' on fire wid de 'ternal burnin'. But it's jus' de bestest frien' yer ebber could hab; wiser dan de white folks, kinder dan de fader what toted yer when yer was a baby, an' more lubbin' dan de mudder what nussed yer. It's de good Lor' a-stan'in' at de door ; His head white as de light ob de noonshine, an'a-glisterin' wid de dew, an' all ober as lubly as de rose ob Sharon. An' He done brung de bread fur de soul, an' de wine fur de sperrit, an' de pearls ob great price fur de eberlastin' rejoicin'.
“An' what am He doin' at de door? Only jus' a knockin, an'a-sayin', 'O poor sinner, let me in ! I’se come to supper wid yer! Did yer nebber hear Him a-knockin'? He knocks wid de conscience when de sin am a troublin'. He knocks wid de fear when de doctor am a-feelin' ob de pulse, an' He say, great physicianer. He knocks wid de hungerin', an'
de thirsterin' arter righteousness, when de husks ob de worlturn de stomach. He knocks soft and gentle when dar's a coffin in de cabin. He knocks like do thunder when yer won't hear Him in no tudder ways.
“Better let Him in! Let Him in, Susan ! Let Him in, Daniel! He's a callin' yer by yer name, fur He aint no stranger; knows every body a heap sight better than he knows hisself. O, chillern, let in de Lor', an' when de front door ob de heart swings wide open, de hull sky full ob glory will come a-rushin' in too, fur de Lor' am clothed wid de rainbow, an’ walks in de shoes ob sapphire.

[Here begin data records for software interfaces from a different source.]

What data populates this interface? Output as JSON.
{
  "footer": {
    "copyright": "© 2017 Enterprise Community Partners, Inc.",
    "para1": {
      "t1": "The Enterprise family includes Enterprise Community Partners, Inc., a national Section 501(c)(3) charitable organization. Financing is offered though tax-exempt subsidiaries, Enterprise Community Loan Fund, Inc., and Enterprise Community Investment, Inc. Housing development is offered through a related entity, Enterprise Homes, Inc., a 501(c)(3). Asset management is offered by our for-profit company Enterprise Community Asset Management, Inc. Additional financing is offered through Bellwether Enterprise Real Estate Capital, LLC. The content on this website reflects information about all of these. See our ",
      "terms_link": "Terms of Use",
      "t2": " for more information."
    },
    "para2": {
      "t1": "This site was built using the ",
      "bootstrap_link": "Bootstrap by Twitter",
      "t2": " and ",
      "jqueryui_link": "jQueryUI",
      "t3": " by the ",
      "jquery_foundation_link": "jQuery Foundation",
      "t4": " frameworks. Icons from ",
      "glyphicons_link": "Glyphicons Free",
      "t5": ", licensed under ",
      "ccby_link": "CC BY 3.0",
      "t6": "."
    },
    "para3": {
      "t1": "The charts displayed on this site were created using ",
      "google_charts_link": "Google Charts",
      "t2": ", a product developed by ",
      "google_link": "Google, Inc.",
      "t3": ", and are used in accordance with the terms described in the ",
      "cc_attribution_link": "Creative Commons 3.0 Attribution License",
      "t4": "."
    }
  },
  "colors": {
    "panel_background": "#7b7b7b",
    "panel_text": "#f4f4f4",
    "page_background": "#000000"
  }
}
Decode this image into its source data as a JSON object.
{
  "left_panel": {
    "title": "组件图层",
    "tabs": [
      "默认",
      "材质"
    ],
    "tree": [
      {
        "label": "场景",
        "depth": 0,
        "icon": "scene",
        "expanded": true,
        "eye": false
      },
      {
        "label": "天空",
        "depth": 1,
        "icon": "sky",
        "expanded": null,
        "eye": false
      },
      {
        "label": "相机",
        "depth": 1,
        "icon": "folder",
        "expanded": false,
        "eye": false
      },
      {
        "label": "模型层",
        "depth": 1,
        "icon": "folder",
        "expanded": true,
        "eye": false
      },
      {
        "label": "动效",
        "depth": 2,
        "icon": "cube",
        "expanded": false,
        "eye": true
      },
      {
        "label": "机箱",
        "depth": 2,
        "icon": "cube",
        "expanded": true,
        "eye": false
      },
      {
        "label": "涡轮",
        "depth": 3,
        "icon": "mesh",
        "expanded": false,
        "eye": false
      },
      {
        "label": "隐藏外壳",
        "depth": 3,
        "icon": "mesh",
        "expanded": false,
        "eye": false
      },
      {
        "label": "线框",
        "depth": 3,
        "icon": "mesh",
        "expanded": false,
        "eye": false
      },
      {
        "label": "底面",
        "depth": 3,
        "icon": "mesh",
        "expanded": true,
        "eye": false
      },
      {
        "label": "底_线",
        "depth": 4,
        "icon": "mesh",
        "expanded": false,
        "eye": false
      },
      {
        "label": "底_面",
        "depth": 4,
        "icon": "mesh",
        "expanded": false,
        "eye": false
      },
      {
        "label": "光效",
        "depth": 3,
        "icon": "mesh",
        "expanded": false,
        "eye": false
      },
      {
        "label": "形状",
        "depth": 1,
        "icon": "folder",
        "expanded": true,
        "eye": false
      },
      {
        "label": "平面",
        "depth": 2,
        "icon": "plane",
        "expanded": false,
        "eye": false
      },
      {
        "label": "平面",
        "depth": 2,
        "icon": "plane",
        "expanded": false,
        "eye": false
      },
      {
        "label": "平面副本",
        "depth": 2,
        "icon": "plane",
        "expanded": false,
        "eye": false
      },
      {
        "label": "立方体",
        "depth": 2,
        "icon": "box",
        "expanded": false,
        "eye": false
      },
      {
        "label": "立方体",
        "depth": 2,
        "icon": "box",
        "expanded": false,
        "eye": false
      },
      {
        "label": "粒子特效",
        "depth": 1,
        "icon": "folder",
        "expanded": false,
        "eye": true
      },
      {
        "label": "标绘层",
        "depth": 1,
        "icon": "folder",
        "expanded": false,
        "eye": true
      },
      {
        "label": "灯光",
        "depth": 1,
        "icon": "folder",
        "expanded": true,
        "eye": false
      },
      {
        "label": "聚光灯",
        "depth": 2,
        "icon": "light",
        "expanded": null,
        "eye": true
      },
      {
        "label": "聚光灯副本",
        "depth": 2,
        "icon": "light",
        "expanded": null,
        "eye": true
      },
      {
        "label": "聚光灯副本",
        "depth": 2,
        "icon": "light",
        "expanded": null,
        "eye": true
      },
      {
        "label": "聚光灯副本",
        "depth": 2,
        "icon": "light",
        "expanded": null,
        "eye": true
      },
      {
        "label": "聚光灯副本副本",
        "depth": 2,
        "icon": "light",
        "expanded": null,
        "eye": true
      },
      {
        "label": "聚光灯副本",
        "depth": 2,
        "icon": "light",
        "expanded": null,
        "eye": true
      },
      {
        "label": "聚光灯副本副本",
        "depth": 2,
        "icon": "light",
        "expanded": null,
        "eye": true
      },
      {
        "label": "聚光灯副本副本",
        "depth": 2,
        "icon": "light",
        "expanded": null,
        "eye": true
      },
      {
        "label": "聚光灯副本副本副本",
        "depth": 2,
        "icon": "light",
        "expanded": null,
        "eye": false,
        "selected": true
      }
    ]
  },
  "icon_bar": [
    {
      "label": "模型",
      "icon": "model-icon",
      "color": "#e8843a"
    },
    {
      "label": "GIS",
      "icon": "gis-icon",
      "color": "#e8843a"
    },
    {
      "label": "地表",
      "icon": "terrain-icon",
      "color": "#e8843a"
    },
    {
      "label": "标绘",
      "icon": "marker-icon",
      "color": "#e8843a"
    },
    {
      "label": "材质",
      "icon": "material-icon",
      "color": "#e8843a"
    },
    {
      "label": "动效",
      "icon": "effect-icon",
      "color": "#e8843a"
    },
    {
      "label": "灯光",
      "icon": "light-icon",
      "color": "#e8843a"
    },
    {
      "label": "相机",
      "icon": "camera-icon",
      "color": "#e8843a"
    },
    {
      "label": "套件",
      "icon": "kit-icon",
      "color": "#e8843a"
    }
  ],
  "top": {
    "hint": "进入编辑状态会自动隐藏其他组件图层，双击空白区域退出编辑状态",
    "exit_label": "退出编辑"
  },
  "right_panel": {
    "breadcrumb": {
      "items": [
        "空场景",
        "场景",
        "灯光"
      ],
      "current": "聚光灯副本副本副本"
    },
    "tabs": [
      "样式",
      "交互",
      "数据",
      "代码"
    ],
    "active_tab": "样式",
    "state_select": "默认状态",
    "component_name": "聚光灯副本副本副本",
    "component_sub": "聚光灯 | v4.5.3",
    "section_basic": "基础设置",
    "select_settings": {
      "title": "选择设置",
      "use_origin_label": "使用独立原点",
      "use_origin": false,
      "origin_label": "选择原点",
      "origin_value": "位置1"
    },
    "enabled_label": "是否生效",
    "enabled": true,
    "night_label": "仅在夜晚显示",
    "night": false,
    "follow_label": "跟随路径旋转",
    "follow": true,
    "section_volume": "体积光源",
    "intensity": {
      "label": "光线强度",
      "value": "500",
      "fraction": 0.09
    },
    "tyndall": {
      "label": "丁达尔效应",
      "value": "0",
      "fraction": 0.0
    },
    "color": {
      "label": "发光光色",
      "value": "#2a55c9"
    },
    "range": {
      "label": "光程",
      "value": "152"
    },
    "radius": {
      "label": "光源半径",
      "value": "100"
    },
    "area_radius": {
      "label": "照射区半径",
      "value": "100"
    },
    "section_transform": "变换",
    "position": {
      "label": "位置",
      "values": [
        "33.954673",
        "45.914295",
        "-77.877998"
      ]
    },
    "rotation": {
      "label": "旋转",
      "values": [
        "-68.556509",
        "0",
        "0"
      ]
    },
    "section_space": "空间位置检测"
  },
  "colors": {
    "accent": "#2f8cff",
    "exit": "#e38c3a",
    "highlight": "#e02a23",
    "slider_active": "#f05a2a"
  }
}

“Now why don't yer let Him in? O! it's cause yer got de bar up-bar ob yer selfishness, bar ob yer drinkin', bar ob yer dancin', and de bar ob yer foolin'. O, take de bar down, chillern! Did yer har de screechin' dis mornin', when de fire done burnt up de cabin an' de little baby in it? O Lor', help Aunt Rachel, an' don't keep her refusin' to be comforted 'cause her baby aint
Mudder lef' de chile in de cabin an’ locked de door. When de fire was a-shootin' from de winder big men said, 'Open dis door, an' we'll save yer. But de baby couldn't open de door. O, how de tears run down yer cheeks, all fur that baby! But better cry some fur yerself, now, 'cause de flames of de eberlastin' burnin' has a-cotched on ter de cabin ob yer own life; an' Lor' Jesus He's a stan'in' at de door. But some of yer can't let Him in any more dan dat baby. Yer's frowed away yer strength ; yer's lost yer resolution ; or yer's all upsot wid de suddingness ob de hell a bustin' out in yer. O! chillern, open de door dis yer bressed minit, before it am eberlastin'ly too late.”.
The swaying motion was kept up for a few moments